BEGIN MATERIAL PROVIDED

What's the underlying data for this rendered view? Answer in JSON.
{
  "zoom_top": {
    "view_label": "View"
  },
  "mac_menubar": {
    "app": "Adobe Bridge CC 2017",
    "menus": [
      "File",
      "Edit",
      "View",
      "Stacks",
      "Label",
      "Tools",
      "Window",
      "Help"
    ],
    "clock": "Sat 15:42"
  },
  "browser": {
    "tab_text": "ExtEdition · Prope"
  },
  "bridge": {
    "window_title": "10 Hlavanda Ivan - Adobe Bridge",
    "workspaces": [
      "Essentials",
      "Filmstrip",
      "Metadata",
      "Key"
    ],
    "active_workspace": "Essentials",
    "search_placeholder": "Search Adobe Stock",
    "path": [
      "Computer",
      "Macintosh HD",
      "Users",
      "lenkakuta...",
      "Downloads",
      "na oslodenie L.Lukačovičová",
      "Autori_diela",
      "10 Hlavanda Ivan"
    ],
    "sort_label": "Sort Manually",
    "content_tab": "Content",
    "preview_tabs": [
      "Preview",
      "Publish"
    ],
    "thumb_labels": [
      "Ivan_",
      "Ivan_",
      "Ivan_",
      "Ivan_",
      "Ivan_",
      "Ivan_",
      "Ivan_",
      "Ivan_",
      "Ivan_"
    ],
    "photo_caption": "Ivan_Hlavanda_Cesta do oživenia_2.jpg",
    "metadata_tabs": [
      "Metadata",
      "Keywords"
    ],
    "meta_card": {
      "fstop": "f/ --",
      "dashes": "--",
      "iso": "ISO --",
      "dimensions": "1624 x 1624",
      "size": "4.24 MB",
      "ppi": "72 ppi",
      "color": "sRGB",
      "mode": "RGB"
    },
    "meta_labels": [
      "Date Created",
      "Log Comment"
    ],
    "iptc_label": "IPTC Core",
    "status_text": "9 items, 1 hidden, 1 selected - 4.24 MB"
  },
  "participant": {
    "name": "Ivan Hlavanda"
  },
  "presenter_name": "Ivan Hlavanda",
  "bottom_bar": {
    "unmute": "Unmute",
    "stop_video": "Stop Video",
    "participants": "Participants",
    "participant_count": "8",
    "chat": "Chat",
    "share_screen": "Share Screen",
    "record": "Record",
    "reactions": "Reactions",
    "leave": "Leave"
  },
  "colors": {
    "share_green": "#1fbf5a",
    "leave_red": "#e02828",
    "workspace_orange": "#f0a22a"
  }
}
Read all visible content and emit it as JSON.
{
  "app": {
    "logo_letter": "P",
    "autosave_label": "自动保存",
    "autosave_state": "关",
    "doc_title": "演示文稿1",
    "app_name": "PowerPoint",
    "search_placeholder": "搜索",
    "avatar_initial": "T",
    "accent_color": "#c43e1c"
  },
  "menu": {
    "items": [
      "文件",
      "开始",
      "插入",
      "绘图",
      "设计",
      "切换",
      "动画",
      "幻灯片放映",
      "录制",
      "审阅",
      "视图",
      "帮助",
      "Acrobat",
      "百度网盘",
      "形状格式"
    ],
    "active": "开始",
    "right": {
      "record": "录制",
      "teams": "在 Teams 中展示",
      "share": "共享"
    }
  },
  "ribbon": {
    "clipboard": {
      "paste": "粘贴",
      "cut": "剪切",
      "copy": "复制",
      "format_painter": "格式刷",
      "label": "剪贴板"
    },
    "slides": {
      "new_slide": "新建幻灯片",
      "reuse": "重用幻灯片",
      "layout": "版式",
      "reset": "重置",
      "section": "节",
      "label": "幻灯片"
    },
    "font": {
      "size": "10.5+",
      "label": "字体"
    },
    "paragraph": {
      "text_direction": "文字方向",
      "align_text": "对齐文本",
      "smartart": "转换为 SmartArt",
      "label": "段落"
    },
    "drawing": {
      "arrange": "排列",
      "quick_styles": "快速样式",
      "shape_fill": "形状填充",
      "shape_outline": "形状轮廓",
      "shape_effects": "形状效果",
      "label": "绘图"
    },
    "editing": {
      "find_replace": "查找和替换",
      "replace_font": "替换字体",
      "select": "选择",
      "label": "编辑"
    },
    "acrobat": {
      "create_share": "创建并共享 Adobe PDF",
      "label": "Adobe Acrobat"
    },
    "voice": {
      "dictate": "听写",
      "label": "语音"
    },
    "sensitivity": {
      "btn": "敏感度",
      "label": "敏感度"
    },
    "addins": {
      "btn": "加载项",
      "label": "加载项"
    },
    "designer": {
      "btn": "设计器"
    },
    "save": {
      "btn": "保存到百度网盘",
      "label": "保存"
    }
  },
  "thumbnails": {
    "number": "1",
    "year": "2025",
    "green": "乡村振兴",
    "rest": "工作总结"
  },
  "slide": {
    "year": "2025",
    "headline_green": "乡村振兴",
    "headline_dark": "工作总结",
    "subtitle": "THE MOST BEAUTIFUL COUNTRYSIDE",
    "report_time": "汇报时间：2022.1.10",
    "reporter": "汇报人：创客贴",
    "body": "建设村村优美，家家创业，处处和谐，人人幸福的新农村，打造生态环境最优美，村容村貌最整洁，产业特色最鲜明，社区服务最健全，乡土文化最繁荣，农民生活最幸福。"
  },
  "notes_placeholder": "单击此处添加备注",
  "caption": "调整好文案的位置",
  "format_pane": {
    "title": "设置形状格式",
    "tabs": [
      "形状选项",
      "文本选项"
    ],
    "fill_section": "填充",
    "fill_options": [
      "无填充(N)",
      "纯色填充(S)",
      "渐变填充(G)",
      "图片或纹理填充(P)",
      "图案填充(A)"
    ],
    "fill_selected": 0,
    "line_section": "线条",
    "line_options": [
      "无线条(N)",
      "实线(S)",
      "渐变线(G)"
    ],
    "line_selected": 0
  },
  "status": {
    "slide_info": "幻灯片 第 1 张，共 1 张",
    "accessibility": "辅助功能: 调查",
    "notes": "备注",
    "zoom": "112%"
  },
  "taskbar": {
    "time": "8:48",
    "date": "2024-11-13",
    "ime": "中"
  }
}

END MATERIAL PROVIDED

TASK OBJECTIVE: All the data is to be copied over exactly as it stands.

PROBLEM SOLUTION:
What's the underlying data for this rendered view? Answer in JSON.
{
  "zoom_top": {
    "view_label": "View"
  },
  "mac_menubar": {
    "app": "Adobe Bridge CC 2017",
    "menus": [
      "File",
      "Edit",
      "View",
      "Stacks",
      "Label",
      "Tools",
      "Window",
      "Help"
    ],
    "clock": "Sat 15:42"
  },
  "browser": {
    "tab_text": "ExtEdition · Prope"
  },
  "bridge": {
    "window_title": "10 Hlavanda Ivan - Adobe Bridge",
    "workspaces": [
      "Essentials",
      "Filmstrip",
      "Metadata",
      "Key"
    ],
    "active_workspace": "Essentials",
    "search_placeholder": "Search Adobe Stock",
    "path": [
      "Computer",
      "Macintosh HD",
      "Users",
      "lenkakuta...",
      "Downloads",
      "na oslodenie L.Lukačovičová",
      "Autori_diela",
      "10 Hlavanda Ivan"
    ],
    "sort_label": "Sort Manually",
    "content_tab": "Content",
    "preview_tabs": [
      "Preview",
      "Publish"
    ],
    "thumb_labels": [
      "Ivan_",
      "Ivan_",
      "Ivan_",
      "Ivan_",
      "Ivan_",
      "Ivan_",
      "Ivan_",
      "Ivan_",
      "Ivan_"
    ],
    "photo_caption": "Ivan_Hlavanda_Cesta do oživenia_2.jpg",
    "metadata_tabs": [
      "Metadata",
      "Keywords"
    ],
    "meta_card": {
      "fstop": "f/ --",
      "dashes": "--",
      "iso": "ISO --",
      "dimensions": "1624 x 1624",
      "size": "4.24 MB",
      "ppi": "72 ppi",
      "color": "sRGB",
      "mode": "RGB"
    },
    "meta_labels": [
      "Date Created",
      "Log Comment"
    ],
    "iptc_label": "IPTC Core",
    "status_text": "9 items, 1 hidden, 1 selected - 4.24 MB"
  },
  "participant": {
    "name": "Ivan Hlavanda"
  },
  "presenter_name": "Ivan Hlavanda",
  "bottom_bar": {
    "unmute": "Unmute",
    "stop_video": "Stop Video",
    "participants": "Participants",
    "participant_count": "8",
    "chat": "Chat",
    "share_screen": "Share Screen",
    "record": "Record",
    "reactions": "Reactions",
    "leave": "Leave"
  },
  "colors": {
    "share_green": "#1fbf5a",
    "leave_red": "#e02828",
    "workspace_orange": "#f0a22a"
  }
}
Read all visible content and emit it as JSON.
{
  "app": {
    "logo_letter": "P",
    "autosave_label": "自动保存",
    "autosave_state": "关",
    "doc_title": "演示文稿1",
    "app_name": "PowerPoint",
    "search_placeholder": "搜索",
    "avatar_initial": "T",
    "accent_color": "#c43e1c"
  },
  "menu": {
    "items": [
      "文件",
      "开始",
      "插入",
      "绘图",
      "设计",
      "切换",
      "动画",
      "幻灯片放映",
      "录制",
      "审阅",
      "视图",
      "帮助",
      "Acrobat",
      "百度网盘",
      "形状格式"
    ],
    "active": "开始",
    "right": {
      "record": "录制",
      "teams": "在 Teams 中展示",
      "share": "共享"
    }
  },
  "ribbon": {
    "clipboard": {
      "paste": "粘贴",
      "cut": "剪切",
      "copy": "复制",
      "format_painter": "格式刷",
      "label": "剪贴板"
    },
    "slides": {
      "new_slide": "新建幻灯片",
      "reuse": "重用幻灯片",
      "layout": "版式",
      "reset": "重置",
      "section": "节",
      "label": "幻灯片"
    },
    "font": {
      "size": "10.5+",
      "label": "字体"
    },
    "paragraph": {
      "text_direction": "文字方向",
      "align_text": "对齐文本",
      "smartart": "转换为 SmartArt",
      "label": "段落"
    },
    "drawing": {
      "arrange": "排列",
      "quick_styles": "快速样式",
      "shape_fill": "形状填充",
      "shape_outline": "形状轮廓",
      "shape_effects": "形状效果",
      "label": "绘图"
    },
    "editing": {
      "find_replace": "查找和替换",
      "replace_font": "替换字体",
      "select": "选择",
      "label": "编辑"
    },
    "acrobat": {
      "create_share": "创建并共享 Adobe PDF",
      "label": "Adobe Acrobat"
    },
    "voice": {
      "dictate": "听写",
      "label": "语音"
    },
    "sensitivity": {
      "btn": "敏感度",
      "label": "敏感度"
    },
    "addins": {
      "btn": "加载项",
      "label": "加载项"
    },
    "designer": {
      "btn": "设计器"
    },
    "save": {
      "btn": "保存到百度网盘",
      "label": "保存"
    }
  },
  "thumbnails": {
    "number": "1",
    "year": "2025",
    "green": "乡村振兴",
    "rest": "工作总结"
  },
  "slide": {
    "year": "2025",
    "headline_green": "乡村振兴",
    "headline_dark": "工作总结",
    "subtitle": "THE MOST BEAUTIFUL COUNTRYSIDE",
    "report_time": "汇报时间：2022.1.10",
    "reporter": "汇报人：创客贴",
    "body": "建设村村优美，家家创业，处处和谐，人人幸福的新农村，打造生态环境最优美，村容村貌最整洁，产业特色最鲜明，社区服务最健全，乡土文化最繁荣，农民生活最幸福。"
  },
  "notes_placeholder": "单击此处添加备注",
  "caption": "调整好文案的位置",
  "format_pane": {
    "title": "设置形状格式",
    "tabs": [
      "形状选项",
      "文本选项"
    ],
    "fill_section": "填充",
    "fill_options": [
      "无填充(N)",
      "纯色填充(S)",
      "渐变填充(G)",
      "图片或纹理填充(P)",
      "图案填充(A)"
    ],
    "fill_selected": 0,
    "line_section": "线条",
    "line_options": [
      "无线条(N)",
      "实线(S)",
      "渐变线(G)"
    ],
    "line_selected": 0
  },
  "status": {
    "slide_info": "幻灯片 第 1 张，共 1 张",
    "accessibility": "辅助功能: 调查",
    "notes": "备注",
    "zoom": "112%"
  },
  "taskbar": {
    "time": "8:48",
    "date": "2024-11-13",
    "ime": "中"
  }
}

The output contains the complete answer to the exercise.